Creosote remedy, wood stove installation, thimble assembly.

So, I heard a "tip" from the country folks. Word is, put an aluminum can in with a hot fire, about once a month, and you'll never have a creosote build-up problem. I tossed one in there a little while ago 'cause it was getting pretty clogged, and I did hear lots of crackling and … Continue reading Creosote remedy, wood stove installation, thimble assembly.


Time to Build a Shed.

Now for a big project. We decided, after we made that huge mess during the freezer dig, that we needed a place to store all the tools, supplies, and other random things. Since the house wasn't an option, and certainly not the horse barn, the only solution was to build a shed. We checked around … Continue reading Time to Build a Shed.

Building knee-up, dip, and pull-up station from reclaimed wood.

What's with all this reclaimed wood!?!? Its called old growth forest. I mean, there's nothing left of the original forest, so we may as well use the boards that were made from it. Though weathered, the cedar used for this station is extremely dense, and has very tight grow rings. They don't let 'em get that old anymore... … Continue reading Building knee-up, dip, and pull-up station from reclaimed wood.

Continuing work on the Buck Fence. (A more in-depth process review.)

As stated in the previous post, we began building by making Cedar 'X's. The reasons for this are that we keep wildlife in mind, looking far into the future and planning for the fences' eventual decomposition far in the future. Barbed wire, though quick to install, is a huge hazard for wildlife, whether you continue … Continue reading Continuing work on the Buck Fence. (A more in-depth process review.)

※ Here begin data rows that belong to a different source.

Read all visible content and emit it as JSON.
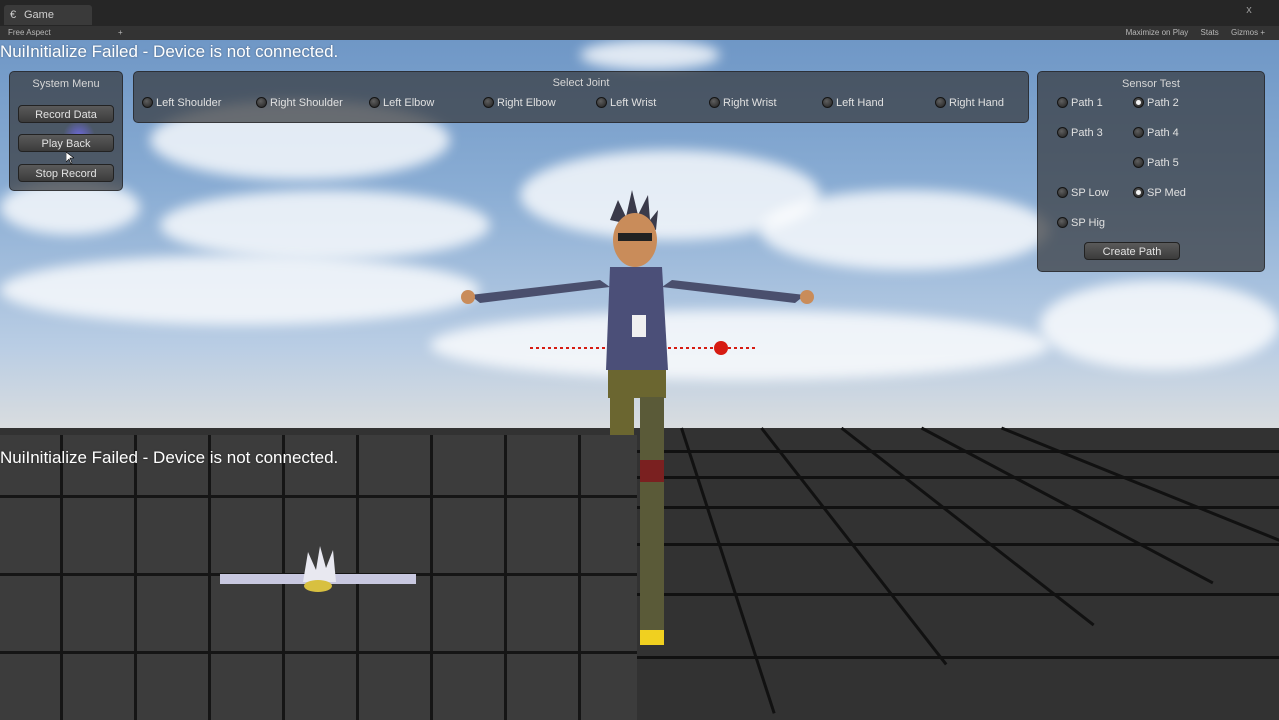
{
  "window": {
    "tab_label": "Game",
    "tab_icon": "€",
    "close_glyph": "x"
  },
  "toolbar": {
    "aspect": "Free Aspect",
    "aspect_arrow": "+",
    "maximize": "Maximize on Play",
    "stats": "Stats",
    "gizmos": "Gizmos +"
  },
  "status": {
    "error_main": "NuiInitialize Failed - Device is not connected.",
    "error_minimap": "NuiInitialize Failed - Device is not connected."
  },
  "system_menu": {
    "title": "System Menu",
    "buttons": [
      "Record Data",
      "Play Back",
      "Stop Record"
    ]
  },
  "select_joint": {
    "title": "Select Joint",
    "options": [
      {
        "label": "Left Shoulder",
        "selected": false
      },
      {
        "label": "Right Shoulder",
        "selected": false
      },
      {
        "label": "Left Elbow",
        "selected": false
      },
      {
        "label": "Right Elbow",
        "selected": false
      },
      {
        "label": "Left Wrist",
        "selected": false
      },
      {
        "label": "Right Wrist",
        "selected": false
      },
      {
        "label": "Left Hand",
        "selected": false
      },
      {
        "label": "Right Hand",
        "selected": false
      }
    ]
  },
  "sensor_test": {
    "title": "Sensor Test",
    "paths": [
      {
        "label": "Path 1",
        "selected": false
      },
      {
        "label": "Path 2",
        "selected": true
      },
      {
        "label": "Path 3",
        "selected": false
      },
      {
        "label": "Path 4",
        "selected": false
      },
      {
        "label": "Path 5",
        "selected": false
      }
    ],
    "speeds": [
      {
        "label": "SP Low",
        "selected": false
      },
      {
        "label": "SP Med",
        "selected": true
      },
      {
        "label": "SP Hig",
        "selected": false
      }
    ],
    "create_button": "Create Path"
  },
  "colors": {
    "path_marker": "#d61b12",
    "panel_bg": "#373a3e",
    "floor_line": "#111111"
  }
}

WWOOFing Part 5: Worm Bin Construction and an Introduction to Vermicompost

Yes. A millions times yes, and we are working on one now!

Another Walk in the Park

As part of a contract job, my WWOOF host Jonathan was requested to design and construct a worm bin composting system and to document the process for a blog post. Worms are excellent composters and soil builders; the worm castings they create (also known as vermicompost) are nutrient-dense and wonderful soil conditioners. In addition, the liquid “compost tea” that is produced can be drained from the bottom of the compost and is outstanding in its ability to suppress fungus as well as being a perfect low-strength fertilizer for seedlings.

The small-scale worm bin system we constructed is perfect for composting kitchen scraps and can even be kept indoors. We built a two bin design in order to be able to easily harvest the compost out of one bin by drawing the worms to the other bin with food though a simpler one bin design is more common and may be…

View original post 1,106 more words

Packrats and neighbor-friendly release strategies.

Packrats, known to science-savvy folks as woodrats, are notorious for getting into ill-frequented areas of your home or surrounding buildings (or maybe your car, or maybe even your Tiny House...) and creating what is called a midden. It is basically a pile of sticks, bones, and other materials collected from the surrounding twelve feet or … Continue reading Packrats and neighbor-friendly release strategies.